Collected data entries
------------------------
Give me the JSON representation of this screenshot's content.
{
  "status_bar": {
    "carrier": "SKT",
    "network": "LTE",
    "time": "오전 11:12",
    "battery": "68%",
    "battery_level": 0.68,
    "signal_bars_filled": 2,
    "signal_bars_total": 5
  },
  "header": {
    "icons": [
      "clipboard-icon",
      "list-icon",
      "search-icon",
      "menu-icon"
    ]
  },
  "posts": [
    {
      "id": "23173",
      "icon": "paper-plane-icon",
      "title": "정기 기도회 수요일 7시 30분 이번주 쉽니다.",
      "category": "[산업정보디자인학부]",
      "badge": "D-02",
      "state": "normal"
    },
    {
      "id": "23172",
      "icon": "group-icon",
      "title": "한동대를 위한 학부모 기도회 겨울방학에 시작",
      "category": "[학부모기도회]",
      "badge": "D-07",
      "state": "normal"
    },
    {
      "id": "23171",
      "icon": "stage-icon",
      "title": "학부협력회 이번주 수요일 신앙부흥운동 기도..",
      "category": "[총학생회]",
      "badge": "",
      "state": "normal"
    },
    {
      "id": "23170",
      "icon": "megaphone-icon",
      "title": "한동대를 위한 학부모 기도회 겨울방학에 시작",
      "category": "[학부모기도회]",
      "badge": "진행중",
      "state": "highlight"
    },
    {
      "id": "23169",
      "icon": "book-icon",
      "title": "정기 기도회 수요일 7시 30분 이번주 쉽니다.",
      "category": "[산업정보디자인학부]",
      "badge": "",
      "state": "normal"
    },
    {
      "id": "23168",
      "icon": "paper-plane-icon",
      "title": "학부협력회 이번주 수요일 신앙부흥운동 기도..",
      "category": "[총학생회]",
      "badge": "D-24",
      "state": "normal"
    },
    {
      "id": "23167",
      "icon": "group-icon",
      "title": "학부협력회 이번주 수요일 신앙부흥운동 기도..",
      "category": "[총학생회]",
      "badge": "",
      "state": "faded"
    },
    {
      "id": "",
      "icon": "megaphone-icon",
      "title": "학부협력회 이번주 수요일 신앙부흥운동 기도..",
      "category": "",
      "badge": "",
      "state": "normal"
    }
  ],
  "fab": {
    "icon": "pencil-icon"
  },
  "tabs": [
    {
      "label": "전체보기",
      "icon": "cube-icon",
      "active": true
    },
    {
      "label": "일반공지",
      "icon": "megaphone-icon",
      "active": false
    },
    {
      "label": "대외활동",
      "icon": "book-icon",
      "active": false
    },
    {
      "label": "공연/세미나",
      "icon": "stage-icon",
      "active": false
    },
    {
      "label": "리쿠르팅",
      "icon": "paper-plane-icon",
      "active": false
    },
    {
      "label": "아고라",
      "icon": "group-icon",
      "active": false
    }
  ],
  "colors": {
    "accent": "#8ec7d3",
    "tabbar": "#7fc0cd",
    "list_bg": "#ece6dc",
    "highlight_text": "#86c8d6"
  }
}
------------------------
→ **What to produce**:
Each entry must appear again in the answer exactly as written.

→ **Response**:
Give me the JSON representation of this screenshot's content.
{
  "status_bar": {
    "carrier": "SKT",
    "network": "LTE",
    "time": "오전 11:12",
    "battery": "68%",
    "battery_level": 0.68,
    "signal_bars_filled": 2,
    "signal_bars_total": 5
  },
  "header": {
    "icons": [
      "clipboard-icon",
      "list-icon",
      "search-icon",
      "menu-icon"
    ]
  },
  "posts": [
    {
      "id": "23173",
      "icon": "paper-plane-icon",
      "title": "정기 기도회 수요일 7시 30분 이번주 쉽니다.",
      "category": "[산업정보디자인학부]",
      "badge": "D-02",
      "state": "normal"
    },
    {
      "id": "23172",
      "icon": "group-icon",
      "title": "한동대를 위한 학부모 기도회 겨울방학에 시작",
      "category": "[학부모기도회]",
      "badge": "D-07",
      "state": "normal"
    },
    {
      "id": "23171",
      "icon": "stage-icon",
      "title": "학부협력회 이번주 수요일 신앙부흥운동 기도..",
      "category": "[총학생회]",
      "badge": "",
      "state": "normal"
    },
    {
      "id": "23170",
      "icon": "megaphone-icon",
      "title": "한동대를 위한 학부모 기도회 겨울방학에 시작",
      "category": "[학부모기도회]",
      "badge": "진행중",
      "state": "highlight"
    },
    {
      "id": "23169",
      "icon": "book-icon",
      "title": "정기 기도회 수요일 7시 30분 이번주 쉽니다.",
      "category": "[산업정보디자인학부]",
      "badge": "",
      "state": "normal"
    },
    {
      "id": "23168",
      "icon": "paper-plane-icon",
      "title": "학부협력회 이번주 수요일 신앙부흥운동 기도..",
      "category": "[총학생회]",
      "badge": "D-24",
      "state": "normal"
    },
    {
      "id": "23167",
      "icon": "group-icon",
      "title": "학부협력회 이번주 수요일 신앙부흥운동 기도..",
      "category": "[총학생회]",
      "badge": "",
      "state": "faded"
    },
    {
      "id": "",
      "icon": "megaphone-icon",
      "title": "학부협력회 이번주 수요일 신앙부흥운동 기도..",
      "category": "",
      "badge": "",
      "state": "normal"
    }
  ],
  "fab": {
    "icon": "pencil-icon"
  },
  "tabs": [
    {
      "label": "전체보기",
      "icon": "cube-icon",
      "active": true
    },
    {
      "label": "일반공지",
      "icon": "megaphone-icon",
      "active": false
    },
    {
      "label": "대외활동",
      "icon": "book-icon",
      "active": false
    },
    {
      "label": "공연/세미나",
      "icon": "stage-icon",
      "active": false
    },
    {
      "label": "리쿠르팅",
      "icon": "paper-plane-icon",
      "active": false
    },
    {
      "label": "아고라",
      "icon": "group-icon",
      "active": false
    }
  ],
  "colors": {
    "accent": "#8ec7d3",
    "tabbar": "#7fc0cd",
    "list_bg": "#ece6dc",
    "highlight_text": "#86c8d6"
  }
}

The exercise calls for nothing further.